Tender is to unconditionally offer money or performance to meet an obligation. The term most commonly arises in the context of the contractual sale of goods. For example, California Code of Civil Procedure § 2074 provides that “an offer in writing to pay a particular sum of money or to deliver a written instrument or specific personal property, is, if not accepted, equivalent to the actual production and tender of the money, instrument, or property.” The California Appellate Court in State v. Agostini interpreted this statute to mean that a written tender of money can constitute the acceptance and exercise of an option contract. As another example, under the perfect tender rule, a buyer of goods may reject the seller’s tender of goods if the goods are in some way defective.

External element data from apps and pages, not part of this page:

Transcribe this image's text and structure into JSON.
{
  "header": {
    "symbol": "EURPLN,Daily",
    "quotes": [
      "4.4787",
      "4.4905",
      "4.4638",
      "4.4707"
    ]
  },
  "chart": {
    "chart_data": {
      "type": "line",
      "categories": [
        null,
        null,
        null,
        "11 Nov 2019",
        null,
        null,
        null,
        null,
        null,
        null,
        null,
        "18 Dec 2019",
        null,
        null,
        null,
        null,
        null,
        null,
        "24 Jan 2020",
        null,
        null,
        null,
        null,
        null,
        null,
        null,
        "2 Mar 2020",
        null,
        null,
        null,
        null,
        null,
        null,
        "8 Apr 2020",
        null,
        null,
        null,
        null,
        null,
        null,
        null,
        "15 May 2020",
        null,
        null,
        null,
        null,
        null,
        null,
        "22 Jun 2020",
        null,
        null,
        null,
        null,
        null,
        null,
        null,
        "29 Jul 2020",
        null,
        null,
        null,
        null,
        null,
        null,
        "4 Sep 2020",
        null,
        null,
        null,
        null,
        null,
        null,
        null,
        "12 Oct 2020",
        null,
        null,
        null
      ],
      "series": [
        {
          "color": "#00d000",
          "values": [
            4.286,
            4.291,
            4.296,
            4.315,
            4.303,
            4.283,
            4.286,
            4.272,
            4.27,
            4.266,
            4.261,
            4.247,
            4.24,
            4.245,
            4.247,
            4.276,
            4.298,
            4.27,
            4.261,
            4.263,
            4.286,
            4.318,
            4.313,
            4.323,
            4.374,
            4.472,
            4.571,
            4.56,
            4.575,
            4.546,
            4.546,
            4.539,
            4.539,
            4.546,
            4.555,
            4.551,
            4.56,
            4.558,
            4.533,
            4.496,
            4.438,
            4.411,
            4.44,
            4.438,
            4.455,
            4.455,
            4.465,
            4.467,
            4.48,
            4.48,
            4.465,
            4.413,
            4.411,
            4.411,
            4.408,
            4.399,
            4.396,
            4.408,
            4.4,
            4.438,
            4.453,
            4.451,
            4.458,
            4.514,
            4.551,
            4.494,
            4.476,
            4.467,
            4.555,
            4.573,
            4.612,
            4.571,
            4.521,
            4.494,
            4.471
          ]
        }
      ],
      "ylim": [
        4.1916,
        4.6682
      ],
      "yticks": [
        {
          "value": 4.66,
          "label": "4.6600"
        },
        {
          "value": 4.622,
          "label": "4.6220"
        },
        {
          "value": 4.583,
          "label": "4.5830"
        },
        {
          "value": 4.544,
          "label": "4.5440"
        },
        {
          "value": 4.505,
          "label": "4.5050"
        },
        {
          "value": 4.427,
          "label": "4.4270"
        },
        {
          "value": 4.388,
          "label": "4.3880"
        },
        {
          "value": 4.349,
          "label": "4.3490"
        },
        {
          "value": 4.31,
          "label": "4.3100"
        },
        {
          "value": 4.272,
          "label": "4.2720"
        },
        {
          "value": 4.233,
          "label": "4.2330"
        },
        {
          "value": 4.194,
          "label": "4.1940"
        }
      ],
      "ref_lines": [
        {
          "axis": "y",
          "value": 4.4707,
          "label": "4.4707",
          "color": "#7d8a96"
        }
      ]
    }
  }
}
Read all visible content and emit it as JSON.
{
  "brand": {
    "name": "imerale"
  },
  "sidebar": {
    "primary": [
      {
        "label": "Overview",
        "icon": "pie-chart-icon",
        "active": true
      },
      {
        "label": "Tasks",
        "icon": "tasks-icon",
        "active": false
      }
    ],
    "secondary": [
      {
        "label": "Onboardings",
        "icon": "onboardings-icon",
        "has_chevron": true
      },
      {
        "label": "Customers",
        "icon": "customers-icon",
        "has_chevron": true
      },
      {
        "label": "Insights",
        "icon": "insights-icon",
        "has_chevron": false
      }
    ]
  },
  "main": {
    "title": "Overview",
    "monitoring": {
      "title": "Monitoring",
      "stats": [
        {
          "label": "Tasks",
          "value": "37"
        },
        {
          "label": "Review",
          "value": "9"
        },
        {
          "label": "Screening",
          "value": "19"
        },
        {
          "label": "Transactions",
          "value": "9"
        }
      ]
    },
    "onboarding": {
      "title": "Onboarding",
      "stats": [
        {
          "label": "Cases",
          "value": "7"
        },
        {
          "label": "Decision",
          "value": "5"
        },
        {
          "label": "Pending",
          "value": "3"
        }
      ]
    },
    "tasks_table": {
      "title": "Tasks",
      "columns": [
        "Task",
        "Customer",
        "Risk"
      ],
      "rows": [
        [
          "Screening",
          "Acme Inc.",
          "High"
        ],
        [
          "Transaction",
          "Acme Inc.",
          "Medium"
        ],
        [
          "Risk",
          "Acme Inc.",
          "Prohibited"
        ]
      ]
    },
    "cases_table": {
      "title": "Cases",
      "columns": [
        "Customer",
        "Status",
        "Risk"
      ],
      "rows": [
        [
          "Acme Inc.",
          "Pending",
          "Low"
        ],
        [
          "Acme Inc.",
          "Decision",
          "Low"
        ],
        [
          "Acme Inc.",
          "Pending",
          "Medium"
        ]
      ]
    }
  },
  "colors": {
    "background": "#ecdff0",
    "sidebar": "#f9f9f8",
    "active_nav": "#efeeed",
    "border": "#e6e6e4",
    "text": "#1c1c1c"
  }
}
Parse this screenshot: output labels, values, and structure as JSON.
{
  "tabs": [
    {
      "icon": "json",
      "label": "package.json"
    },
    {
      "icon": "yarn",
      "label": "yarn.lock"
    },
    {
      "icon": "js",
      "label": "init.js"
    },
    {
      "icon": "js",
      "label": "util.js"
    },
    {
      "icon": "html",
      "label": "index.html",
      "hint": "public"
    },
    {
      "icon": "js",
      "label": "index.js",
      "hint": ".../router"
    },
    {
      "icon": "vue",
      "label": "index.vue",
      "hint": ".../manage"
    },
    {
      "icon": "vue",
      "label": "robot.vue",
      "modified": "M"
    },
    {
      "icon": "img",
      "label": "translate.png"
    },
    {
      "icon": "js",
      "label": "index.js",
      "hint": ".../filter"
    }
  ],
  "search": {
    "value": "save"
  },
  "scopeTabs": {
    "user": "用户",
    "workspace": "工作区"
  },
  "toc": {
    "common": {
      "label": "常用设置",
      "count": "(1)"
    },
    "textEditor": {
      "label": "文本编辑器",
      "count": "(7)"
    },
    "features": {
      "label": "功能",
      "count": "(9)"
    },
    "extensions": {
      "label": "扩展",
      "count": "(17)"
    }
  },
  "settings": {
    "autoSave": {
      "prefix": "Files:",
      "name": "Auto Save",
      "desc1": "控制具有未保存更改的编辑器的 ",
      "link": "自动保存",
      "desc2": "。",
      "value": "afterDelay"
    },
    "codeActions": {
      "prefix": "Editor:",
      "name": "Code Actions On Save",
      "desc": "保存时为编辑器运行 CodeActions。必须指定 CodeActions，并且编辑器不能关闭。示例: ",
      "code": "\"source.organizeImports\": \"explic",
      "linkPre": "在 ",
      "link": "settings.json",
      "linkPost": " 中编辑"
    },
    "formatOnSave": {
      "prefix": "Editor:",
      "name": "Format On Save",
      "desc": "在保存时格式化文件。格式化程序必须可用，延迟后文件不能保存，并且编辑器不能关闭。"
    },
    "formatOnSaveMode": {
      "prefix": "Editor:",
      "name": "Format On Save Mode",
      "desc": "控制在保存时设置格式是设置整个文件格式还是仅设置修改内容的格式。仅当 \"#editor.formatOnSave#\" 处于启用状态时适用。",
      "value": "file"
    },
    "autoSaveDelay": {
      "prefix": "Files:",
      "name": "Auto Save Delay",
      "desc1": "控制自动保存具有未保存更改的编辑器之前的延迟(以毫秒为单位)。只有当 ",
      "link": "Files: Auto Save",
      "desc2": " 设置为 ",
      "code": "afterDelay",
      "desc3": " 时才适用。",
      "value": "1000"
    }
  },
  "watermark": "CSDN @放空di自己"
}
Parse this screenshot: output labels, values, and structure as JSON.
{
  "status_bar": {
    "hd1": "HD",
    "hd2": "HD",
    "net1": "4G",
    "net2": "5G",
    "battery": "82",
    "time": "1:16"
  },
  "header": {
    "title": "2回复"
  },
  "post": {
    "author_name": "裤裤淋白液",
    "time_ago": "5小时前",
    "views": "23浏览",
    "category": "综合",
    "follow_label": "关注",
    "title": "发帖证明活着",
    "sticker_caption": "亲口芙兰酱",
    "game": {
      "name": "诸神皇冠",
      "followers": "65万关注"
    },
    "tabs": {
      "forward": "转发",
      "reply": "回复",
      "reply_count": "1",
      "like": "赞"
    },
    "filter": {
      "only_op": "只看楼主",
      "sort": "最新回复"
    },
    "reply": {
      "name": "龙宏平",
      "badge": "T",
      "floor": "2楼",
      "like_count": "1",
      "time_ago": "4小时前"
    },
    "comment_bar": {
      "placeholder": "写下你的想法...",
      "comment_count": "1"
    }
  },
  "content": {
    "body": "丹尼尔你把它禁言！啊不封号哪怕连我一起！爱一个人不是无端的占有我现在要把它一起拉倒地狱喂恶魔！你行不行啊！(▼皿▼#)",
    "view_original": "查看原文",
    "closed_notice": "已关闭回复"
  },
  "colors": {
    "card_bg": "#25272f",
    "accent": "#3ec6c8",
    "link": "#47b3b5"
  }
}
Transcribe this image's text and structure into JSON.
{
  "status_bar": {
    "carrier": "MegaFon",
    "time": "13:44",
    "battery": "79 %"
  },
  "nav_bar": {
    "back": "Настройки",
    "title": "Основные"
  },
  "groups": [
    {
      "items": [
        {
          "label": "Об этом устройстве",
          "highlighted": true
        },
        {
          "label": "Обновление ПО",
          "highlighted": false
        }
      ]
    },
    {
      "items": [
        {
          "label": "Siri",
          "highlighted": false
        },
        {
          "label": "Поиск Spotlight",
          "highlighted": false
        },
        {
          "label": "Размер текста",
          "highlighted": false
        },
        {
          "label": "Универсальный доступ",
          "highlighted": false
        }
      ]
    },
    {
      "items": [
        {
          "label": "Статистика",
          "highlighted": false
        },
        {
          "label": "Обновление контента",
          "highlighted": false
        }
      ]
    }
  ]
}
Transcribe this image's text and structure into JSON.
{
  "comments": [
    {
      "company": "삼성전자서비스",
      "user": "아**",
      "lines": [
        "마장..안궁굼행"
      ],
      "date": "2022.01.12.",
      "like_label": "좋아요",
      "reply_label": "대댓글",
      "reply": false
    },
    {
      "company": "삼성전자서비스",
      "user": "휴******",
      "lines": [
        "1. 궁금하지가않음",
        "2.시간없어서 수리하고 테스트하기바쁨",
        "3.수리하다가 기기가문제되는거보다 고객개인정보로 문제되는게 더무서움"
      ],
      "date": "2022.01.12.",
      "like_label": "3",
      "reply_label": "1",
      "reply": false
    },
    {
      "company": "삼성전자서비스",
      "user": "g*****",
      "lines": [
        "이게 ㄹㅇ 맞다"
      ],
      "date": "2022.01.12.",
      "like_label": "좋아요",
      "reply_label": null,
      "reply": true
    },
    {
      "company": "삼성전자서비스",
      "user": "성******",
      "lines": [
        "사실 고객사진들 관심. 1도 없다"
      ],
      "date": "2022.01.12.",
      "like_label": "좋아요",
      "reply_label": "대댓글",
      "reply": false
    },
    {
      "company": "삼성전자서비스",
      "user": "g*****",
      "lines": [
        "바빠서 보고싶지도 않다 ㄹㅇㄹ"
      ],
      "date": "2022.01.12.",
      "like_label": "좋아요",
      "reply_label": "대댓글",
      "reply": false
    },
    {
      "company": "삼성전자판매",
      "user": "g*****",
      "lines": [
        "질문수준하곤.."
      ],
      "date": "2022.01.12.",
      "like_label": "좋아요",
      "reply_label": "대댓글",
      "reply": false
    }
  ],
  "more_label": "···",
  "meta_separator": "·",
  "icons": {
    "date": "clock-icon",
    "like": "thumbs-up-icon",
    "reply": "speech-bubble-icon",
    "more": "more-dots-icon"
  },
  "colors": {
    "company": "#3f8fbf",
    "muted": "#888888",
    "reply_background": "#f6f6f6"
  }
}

The term arises in other contexts where individuals offer others performance or money. Statutes prohibiting bribery may also reference tender. For example, Illinois’ anti-bribery statute defines bribery as when someone “promises or tenders” to a public official any property or personal advantage with intent to influence them.
[Last updated in October of 2021 by the Wex Definitions Team]